**TASK GOAL**:
Copy every line of the data that contains the string "What".

**DATASET EXCERPTS**:
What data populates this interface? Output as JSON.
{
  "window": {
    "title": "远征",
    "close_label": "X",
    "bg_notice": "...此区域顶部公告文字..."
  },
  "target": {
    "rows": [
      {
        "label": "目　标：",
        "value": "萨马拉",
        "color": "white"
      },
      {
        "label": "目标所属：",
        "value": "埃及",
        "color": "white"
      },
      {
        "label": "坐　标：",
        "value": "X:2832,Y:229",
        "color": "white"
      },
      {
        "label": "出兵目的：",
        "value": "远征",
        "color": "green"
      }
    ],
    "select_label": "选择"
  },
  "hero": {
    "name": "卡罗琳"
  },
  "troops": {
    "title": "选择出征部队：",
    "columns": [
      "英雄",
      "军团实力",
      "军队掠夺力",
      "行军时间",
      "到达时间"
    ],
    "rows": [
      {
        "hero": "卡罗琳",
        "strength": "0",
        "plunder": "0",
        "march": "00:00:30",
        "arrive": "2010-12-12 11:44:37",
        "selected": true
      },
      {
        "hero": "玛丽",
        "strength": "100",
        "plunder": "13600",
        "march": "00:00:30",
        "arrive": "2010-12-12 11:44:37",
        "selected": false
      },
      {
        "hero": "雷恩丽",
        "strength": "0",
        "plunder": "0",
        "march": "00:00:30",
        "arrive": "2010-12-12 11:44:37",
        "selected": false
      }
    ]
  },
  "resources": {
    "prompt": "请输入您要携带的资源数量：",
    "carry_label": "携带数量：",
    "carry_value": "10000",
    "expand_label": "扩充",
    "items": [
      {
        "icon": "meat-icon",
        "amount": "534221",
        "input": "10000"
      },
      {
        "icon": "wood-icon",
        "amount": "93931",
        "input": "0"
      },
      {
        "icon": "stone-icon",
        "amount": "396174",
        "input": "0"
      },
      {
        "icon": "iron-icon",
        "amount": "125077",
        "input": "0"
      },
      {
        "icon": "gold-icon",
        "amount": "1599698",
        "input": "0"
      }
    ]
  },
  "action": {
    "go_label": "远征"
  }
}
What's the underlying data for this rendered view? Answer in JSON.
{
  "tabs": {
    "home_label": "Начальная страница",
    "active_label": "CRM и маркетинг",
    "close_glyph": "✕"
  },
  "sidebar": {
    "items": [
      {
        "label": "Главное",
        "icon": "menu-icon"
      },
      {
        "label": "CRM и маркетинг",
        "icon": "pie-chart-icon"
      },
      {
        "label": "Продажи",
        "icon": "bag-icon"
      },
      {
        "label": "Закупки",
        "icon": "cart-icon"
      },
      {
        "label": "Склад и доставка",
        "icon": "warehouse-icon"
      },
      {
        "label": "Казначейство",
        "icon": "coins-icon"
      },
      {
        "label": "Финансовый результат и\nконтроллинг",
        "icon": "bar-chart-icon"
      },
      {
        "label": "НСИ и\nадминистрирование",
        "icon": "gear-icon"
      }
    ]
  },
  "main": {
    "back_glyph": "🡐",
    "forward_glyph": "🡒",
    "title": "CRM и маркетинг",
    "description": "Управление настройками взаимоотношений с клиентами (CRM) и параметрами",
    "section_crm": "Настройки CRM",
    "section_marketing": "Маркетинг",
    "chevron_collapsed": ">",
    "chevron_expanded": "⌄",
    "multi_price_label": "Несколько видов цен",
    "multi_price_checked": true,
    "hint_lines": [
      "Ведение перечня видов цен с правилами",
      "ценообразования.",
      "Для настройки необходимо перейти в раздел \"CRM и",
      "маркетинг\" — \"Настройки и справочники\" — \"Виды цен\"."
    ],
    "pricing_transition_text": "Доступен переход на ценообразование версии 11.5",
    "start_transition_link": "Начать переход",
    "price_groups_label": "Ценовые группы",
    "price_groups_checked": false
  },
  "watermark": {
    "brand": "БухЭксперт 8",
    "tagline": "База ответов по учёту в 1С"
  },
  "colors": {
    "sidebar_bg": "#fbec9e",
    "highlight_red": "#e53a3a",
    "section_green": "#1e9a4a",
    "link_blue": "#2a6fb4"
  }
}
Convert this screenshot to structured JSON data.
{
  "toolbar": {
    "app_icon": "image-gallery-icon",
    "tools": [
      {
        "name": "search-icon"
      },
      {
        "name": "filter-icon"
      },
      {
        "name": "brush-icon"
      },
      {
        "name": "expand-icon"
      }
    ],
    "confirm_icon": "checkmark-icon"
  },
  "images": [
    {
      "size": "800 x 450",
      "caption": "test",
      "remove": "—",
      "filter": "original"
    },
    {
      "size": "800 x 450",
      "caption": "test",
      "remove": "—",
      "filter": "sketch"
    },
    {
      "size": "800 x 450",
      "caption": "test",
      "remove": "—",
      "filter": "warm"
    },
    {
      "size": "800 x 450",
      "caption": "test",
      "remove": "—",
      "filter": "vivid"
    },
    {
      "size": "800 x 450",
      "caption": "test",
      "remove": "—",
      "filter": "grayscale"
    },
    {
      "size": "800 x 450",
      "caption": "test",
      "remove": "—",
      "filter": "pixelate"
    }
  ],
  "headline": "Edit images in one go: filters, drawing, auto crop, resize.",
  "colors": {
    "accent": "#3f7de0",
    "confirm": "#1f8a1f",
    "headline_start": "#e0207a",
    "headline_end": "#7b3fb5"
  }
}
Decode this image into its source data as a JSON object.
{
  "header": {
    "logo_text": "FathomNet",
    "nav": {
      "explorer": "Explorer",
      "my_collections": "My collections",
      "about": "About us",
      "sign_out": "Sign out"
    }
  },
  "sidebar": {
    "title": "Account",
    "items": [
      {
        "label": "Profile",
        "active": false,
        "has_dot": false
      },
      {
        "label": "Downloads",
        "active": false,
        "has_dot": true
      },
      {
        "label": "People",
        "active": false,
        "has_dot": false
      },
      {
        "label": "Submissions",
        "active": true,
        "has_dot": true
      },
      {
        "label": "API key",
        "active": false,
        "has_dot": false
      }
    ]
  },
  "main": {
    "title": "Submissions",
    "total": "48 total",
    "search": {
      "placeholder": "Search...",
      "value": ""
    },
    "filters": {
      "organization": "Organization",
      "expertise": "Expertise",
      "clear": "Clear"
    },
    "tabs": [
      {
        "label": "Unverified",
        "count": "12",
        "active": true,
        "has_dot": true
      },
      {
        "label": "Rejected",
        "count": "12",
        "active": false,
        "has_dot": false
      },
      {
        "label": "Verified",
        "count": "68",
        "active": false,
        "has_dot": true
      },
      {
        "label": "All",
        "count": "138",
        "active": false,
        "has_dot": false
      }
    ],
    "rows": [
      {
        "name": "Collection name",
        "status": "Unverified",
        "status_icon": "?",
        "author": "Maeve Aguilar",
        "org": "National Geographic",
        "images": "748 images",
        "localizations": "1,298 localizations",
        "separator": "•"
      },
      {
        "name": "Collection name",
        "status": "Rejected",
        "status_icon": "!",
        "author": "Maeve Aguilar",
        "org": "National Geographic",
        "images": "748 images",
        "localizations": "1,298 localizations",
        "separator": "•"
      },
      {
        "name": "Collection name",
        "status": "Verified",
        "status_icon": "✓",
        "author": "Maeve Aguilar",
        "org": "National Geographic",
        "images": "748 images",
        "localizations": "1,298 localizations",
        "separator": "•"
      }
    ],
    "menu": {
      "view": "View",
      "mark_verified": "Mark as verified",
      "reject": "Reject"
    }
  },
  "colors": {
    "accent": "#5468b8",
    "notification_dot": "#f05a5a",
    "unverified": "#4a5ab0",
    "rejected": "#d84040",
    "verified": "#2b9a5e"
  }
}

**OUTPUT FOR THIS TASK**:
What data populates this interface? Output as JSON.
What's the underlying data for this rendered view? Answer in JSON.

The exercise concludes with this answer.